He's 30, between jobs, with $50,000 in student debt and no clear sense what the future holds. But Erik Santamaria, Ohio-born son of Salvadorans, has a pretty awesome attitude about his country, his life and the world of possibilities.
"Maybe things won't work out the way I want," he says. "But, boy, I sure can't complain about how things have worked out so far."
This is the sweet spot of American optimism, a trait that looms large in the nation's history and imagination. To find it these days, talk to an immigrant, the child of one or, failing that, a young person of any background. That's where the torch seems most likely to burn brightly.
On her lunch break in a mall just north of Columbus, Holly recounts a struggle to get by as a temporary floor designer at a department store, making one-third of the salary she once earned at a graphics-design firm that cut hours and wages before she quit in January to freelance. She firmly believes in the American Dream, but in the sense of dreaming it, not grasping it. "I'm not seeing anything to strive for, I guess," she said. "I'm settling."
Nearly two-thirds lack confidence that life for today's children will be better than it has been for today's adults, according to an NBC-Wall Street Journal survey in May. Half of registered voters do not see the U.S. as the shining city on a hill, meaning the example for other countries, though 45 percent do, according to a Fox News poll in June.
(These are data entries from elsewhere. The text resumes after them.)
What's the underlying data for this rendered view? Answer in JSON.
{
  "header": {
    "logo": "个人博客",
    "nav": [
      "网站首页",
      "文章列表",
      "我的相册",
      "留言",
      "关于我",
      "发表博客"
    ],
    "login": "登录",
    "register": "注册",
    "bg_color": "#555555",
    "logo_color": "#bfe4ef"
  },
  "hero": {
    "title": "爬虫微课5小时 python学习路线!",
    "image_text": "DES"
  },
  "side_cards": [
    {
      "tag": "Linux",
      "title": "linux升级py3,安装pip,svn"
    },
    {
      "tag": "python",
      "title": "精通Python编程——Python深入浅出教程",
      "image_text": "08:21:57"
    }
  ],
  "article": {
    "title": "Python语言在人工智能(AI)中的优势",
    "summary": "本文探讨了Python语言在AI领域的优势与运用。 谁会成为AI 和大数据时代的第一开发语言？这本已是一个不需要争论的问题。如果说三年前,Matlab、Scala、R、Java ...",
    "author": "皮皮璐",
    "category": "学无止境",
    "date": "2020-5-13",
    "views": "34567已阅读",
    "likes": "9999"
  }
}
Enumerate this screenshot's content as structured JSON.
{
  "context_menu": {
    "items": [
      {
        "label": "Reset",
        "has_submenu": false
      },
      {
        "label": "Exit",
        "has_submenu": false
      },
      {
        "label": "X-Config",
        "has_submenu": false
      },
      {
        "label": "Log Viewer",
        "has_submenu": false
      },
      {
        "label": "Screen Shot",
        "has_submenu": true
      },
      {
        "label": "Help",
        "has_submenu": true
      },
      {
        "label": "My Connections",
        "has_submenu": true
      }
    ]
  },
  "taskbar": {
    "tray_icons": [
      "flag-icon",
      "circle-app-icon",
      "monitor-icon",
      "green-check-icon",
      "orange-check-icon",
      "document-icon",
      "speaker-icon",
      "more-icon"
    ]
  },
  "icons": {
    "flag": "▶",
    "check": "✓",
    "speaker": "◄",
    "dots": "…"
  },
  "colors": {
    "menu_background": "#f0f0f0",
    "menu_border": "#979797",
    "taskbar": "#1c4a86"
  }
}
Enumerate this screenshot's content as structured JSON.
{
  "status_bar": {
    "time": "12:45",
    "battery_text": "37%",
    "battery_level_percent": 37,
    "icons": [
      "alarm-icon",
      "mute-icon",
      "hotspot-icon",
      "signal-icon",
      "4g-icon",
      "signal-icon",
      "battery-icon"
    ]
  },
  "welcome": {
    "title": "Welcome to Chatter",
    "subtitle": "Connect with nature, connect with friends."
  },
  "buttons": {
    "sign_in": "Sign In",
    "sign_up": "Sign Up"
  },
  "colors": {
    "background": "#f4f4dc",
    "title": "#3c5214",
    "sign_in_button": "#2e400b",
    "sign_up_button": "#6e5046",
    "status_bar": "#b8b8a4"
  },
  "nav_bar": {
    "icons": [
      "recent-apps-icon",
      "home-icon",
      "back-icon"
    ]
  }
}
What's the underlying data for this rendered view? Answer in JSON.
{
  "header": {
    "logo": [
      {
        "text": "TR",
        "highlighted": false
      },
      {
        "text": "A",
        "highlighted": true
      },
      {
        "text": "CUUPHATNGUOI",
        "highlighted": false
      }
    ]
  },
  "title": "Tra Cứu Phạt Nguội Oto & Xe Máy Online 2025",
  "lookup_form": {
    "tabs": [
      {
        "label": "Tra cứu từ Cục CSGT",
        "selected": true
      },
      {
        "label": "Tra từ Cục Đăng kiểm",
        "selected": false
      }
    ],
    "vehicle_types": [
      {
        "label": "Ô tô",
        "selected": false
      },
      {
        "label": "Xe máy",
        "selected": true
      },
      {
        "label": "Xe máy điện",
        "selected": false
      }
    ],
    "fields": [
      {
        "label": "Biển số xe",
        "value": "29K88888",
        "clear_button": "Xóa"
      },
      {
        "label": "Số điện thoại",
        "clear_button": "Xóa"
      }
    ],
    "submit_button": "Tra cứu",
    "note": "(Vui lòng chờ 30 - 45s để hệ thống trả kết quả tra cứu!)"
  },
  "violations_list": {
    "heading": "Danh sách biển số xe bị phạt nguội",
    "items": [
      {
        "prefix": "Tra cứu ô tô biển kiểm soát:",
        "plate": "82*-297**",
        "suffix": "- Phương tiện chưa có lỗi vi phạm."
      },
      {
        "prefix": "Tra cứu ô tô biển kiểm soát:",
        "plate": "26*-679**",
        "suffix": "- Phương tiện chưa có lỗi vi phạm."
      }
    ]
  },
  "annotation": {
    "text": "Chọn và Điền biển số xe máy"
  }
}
Kayla Ruffin, 17, from Sylvania, Ohio, gives voice, too, to the idea that it's the young and restless who are sunny side up. "It's really hard to get me in a bad mood," she said during orientation for new students at Ohio State University, where she is a freshman. "I'm usually pretty excited to learn new things and meet new people." She's free of the burdens of college debt and likely to stay that way, not typical for many students. "My dad, he has it all figured out," she said. "He's been planning my tuition since I was like born. So he's made it easy for me."
However down Americans get about the country's direction and what the future might hold, they tend to be more satisfied with their own lives. Carl Adler, 69, is one of those. A retired Lutheran minister, he said his family learned to live on modest means and, with Social Security benefits and his wife's pension from years of teaching, "I'm wealthier now than I've ever been in my life." Still, he said, "I think people my age are finding it difficult to be optimistic."
Does he believe the American dream is alive? "Oh boy, I don't know. I think it will be possible for fewer people."
"I'm not sure what the American dream is, to be honest, anymore. ... It seems like the middle class is disappearing."
Ohio is a battleground state, so the political opinions of people who are out and about in Columbus no doubt matter more to the Barack Obama and Mitt Romney campaigns than voters' attitudes in the most dependable Democratic and Republican states.
But do people here think actions in Washington affect their lives? The capital seems awfully far away. Optimism, or pessimism, may have roots closer to home.